Psychologist Ori Friedman and philosopher John Turri have a new paper in which they apply this distinction to questions about people’s epistemic intuitions and arrive at some very intriguing results.

Continue reading

Contextualism and Skepticism — draft of chapter

link pdf

Does the contextualist seek to dissolve disputes over skepticism? And does she use a “perfectly general strategy” for doing so? Is she not interested in, or not addressing, the traditional topic of whether we really know things, instead addressing how the word “know” should be used? Is she engaged in philosophy of language instead of epistemology? Is she addressing the more important types of skeptic? And what are those? Are key aspects of her position inexpressible, by her own lights? Is she subject to a “factivity problem”? These and other questions are answered in this draft of my 4th chapter of the book I’ve been working on. Please let me know if there are other pressing worries I don’t address, or if there’s some problem with some of my answers.
For my part, I’ll be happy if I just never again have to hear anything like “The contextualist only answers the high standards skeptic.”
Oh, I forgot: :)

I suppose one question I don’t explicitly address here is whether I construe myself as
doing “ordinary language philosophy.” I’m not sure what that would be, or if I’m doing
it, but at and around the top of p. 24, I am explaining/defending one aspect of my
approach that I suppose could be construed as a way that I have at least partly taken
some “linguistic turn.”

Edinburgh 5th Annual Graduate Epistemology Conference

Registration for the University of Edinburgh 5th Annual Graduate Epistemology Conference is now open (27th-28th May 2015). Our keynote speakers this year will be Elizabeth Fricker (Oxford) and Jennifer Nagel (Toronto). Attendance is free and includes lunch and refreshments on both days. There will also be an optional conference dinner for an additional £20.

Please register online here in order to help us make appropriate catering arrangements.

Further details can be found on the conference webpage.

This conference is generously sponsored by the Eidyn Research Centre, the University of Edinburgh, the Scots Philosophical Association, the Mind Association and the Analysis Trust, and is supported by the Edinburgh Women in Philosophy Group.

The 10th CSSiP on “Imagining, Knowing, Doing”

will take place in Cologne, September 28 through October 2, 2015. Our special guest in this year’s anniversary edition will be Timothy Williamson (Oxford University). Williamson is widely regarded as one of the greatest living philosophers. Over the last few decades, he has massively reshaped central parts of philosophy in general and epistemology in particular. Williamson defends a number of strikingly unorthodox ideas: that knowledge plays a fundamental role in epistemology and action (i.e., knowledge-first epistemology), that thought-experimentation and other armchair methods are not based on rational intuition or conceptual competence but on our empirically shaped imagination, or that justification and epistemic norms must be understood in a radically externalist way. The Summer School will focus on these and other Williamsonian themes in epistemology. It mainly aims at professional philosophers and graduate students.

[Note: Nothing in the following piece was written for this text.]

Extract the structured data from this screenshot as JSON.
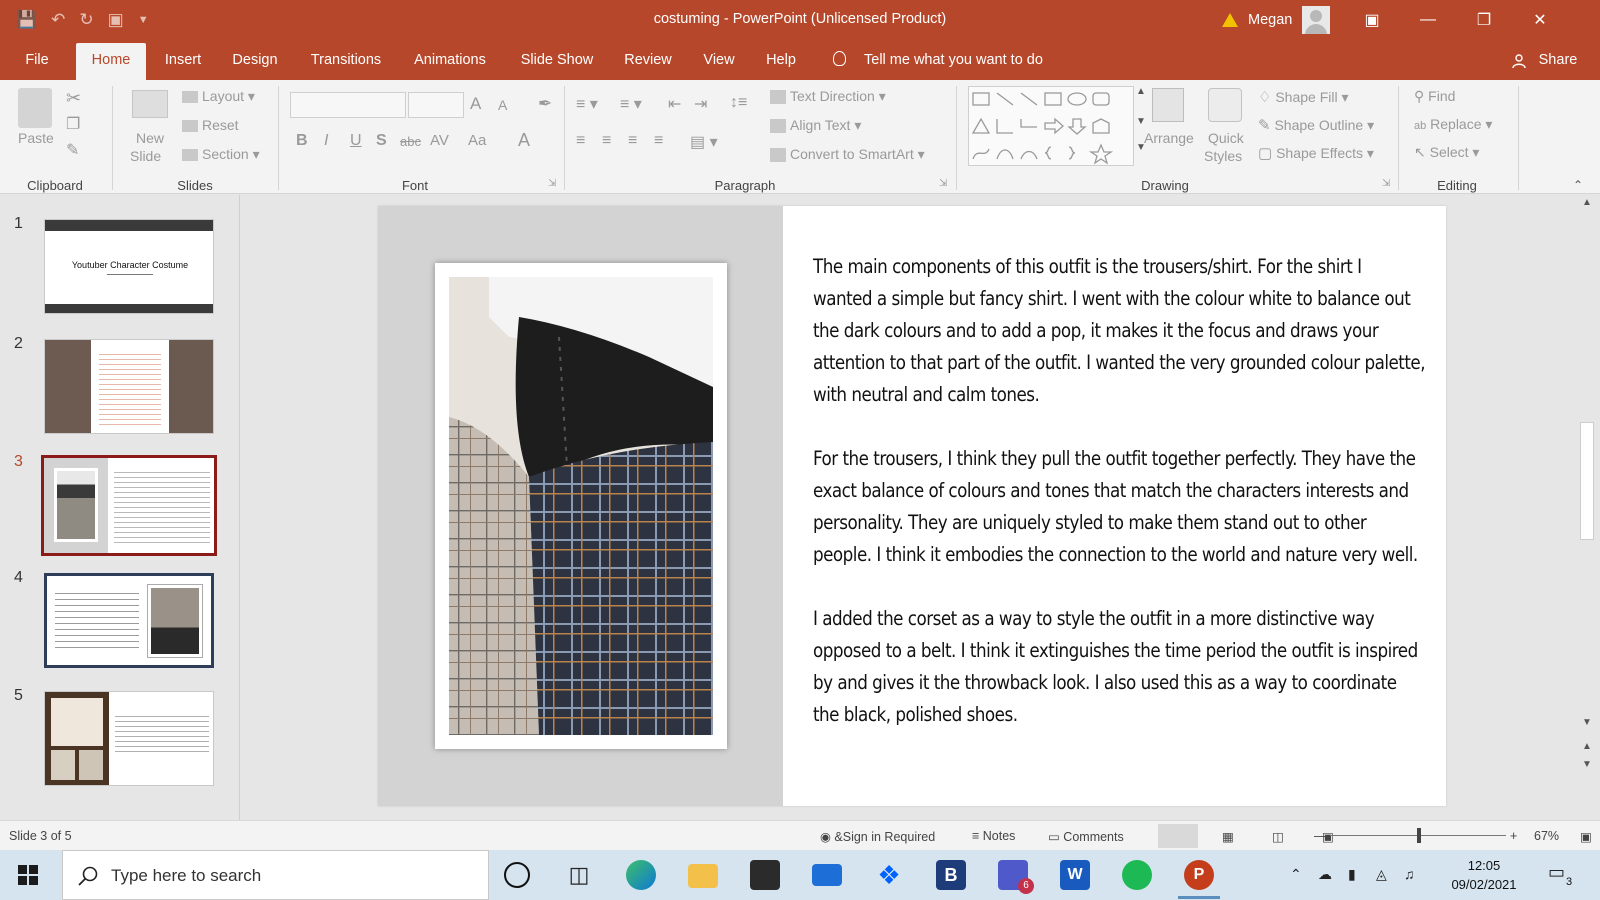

Attendance is free, but limited to 50 participants – to be selected on the basis of motivation and qualification. Online application is possible through May 15. Please add a short letter that sketches your academic background and main motivation for participating in the Summer School. If you are interested in giving a brief presentation (approx. 20 minutes) related to Williamson’s work, please also send an abstract of no more than 1,000 words. We will inform you about the success of your application soon after the deadline.

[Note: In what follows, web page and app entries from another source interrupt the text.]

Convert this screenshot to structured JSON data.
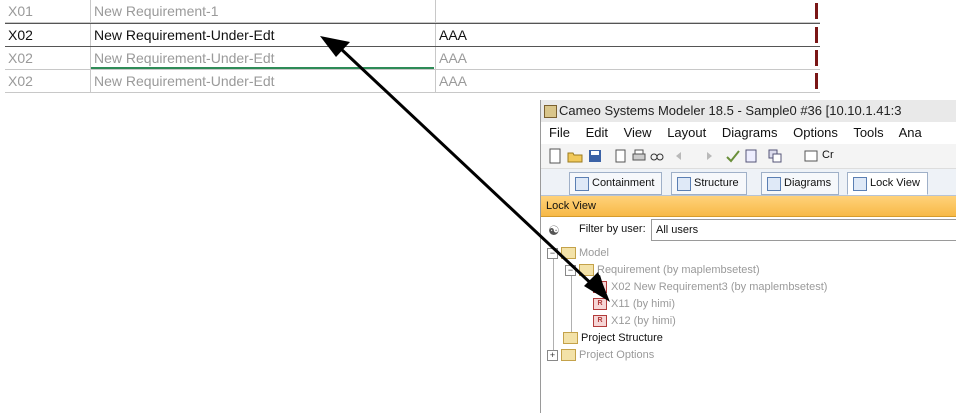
{
  "sheet": {
    "rows": [
      {
        "id": "X01",
        "name": "New Requirement-1",
        "text": ""
      },
      {
        "id": "X02",
        "name": "New Requirement-Under-Edt",
        "text": "AAA"
      },
      {
        "id": "X02",
        "name": "New Requirement-Under-Edt",
        "text": "AAA"
      },
      {
        "id": "X02",
        "name": "New Requirement-Under-Edt",
        "text": "AAA"
      }
    ]
  },
  "window": {
    "title": "Cameo Systems Modeler 18.5 - Sample0 #36  [10.10.1.41:3",
    "menu": [
      "File",
      "Edit",
      "View",
      "Layout",
      "Diagrams",
      "Options",
      "Tools",
      "Ana"
    ],
    "toolbar_label": "Cr",
    "tabs": [
      "Containment",
      "Structure",
      "Diagrams",
      "Lock View"
    ]
  },
  "lock_view": {
    "header": "Lock View",
    "filter_label": "Filter by user:",
    "filter_value": "All users"
  },
  "tree": {
    "model": "Model",
    "requirement": "Requirement",
    "requirement_by": "(by maplembsetest)",
    "x02": "X02 New Requirement3",
    "x02_by": "(by maplembsetest)",
    "x11": "X11",
    "x11_by": "(by himi)",
    "x12": "X12",
    "x12_by": "(by himi)",
    "project_structure": "Project Structure",
    "project_options": "Project Options",
    "req_badge": "R"
  },
  "colors": {
    "arrow": "#000000",
    "lock_header": "#f7b947",
    "edit_underline": "#2e8b57"
  }
}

Apply via email to:

For more information, please visit the website:

Winners of the Young Epistemologist Prize 2015

The winners of the Young Epistemologist Prize 2015 are:

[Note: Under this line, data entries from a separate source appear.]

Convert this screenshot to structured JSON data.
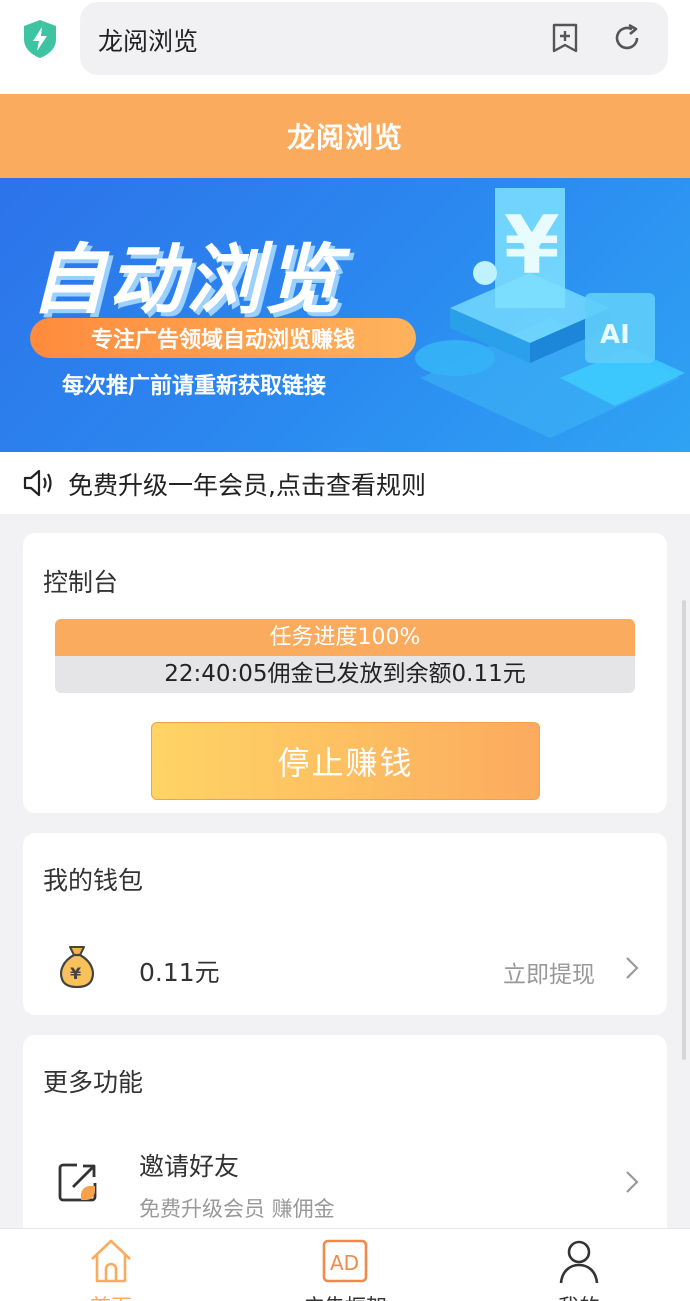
{
  "browser": {
    "url_text": "龙阅浏览",
    "icons": [
      "shield-bolt-icon",
      "bookmark-add-icon",
      "refresh-icon"
    ]
  },
  "header": {
    "title": "龙阅浏览"
  },
  "banner": {
    "headline": "自动浏览",
    "pill_text": "专注广告领域自动浏览赚钱",
    "sub_text": "每次推广前请重新获取链接"
  },
  "notice": {
    "text": "免费升级一年会员,点击查看规则"
  },
  "console": {
    "title": "控制台",
    "progress_label": "任务进度100%",
    "progress_value": 100,
    "progress_message": "22:40:05佣金已发放到余额0.11元",
    "stop_button": "停止赚钱"
  },
  "wallet": {
    "title": "我的钱包",
    "amount": "0.11元",
    "withdraw_label": "立即提现"
  },
  "more": {
    "title": "更多功能",
    "items": [
      {
        "title": "邀请好友",
        "subtitle": "免费升级会员 赚佣金"
      }
    ]
  },
  "nav": {
    "items": [
      {
        "label": "首页",
        "active": true
      },
      {
        "label": "广告框架",
        "active": false
      },
      {
        "label": "我的",
        "active": false
      }
    ]
  },
  "colors": {
    "accent": "#fbab5e",
    "banner_blue": "#2b7ff0",
    "active_tab": "#fbab5e"
  }
}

Jason Konek (University of Bristol) for his paper “Epistemic Conservativity and Imprecise Credence”

Clayton Littlejohn (Kings College London) for his paper “Stop Making Sense? On a Puzzle About Rationality”

The papers will be presented at the Rutgers Epistemology Conference, May 8 & 9 and will be published in Philosophy and Phenomenological Research.

Webpage: http://www.philosophy.rutgers.edu/faculty-174/761-program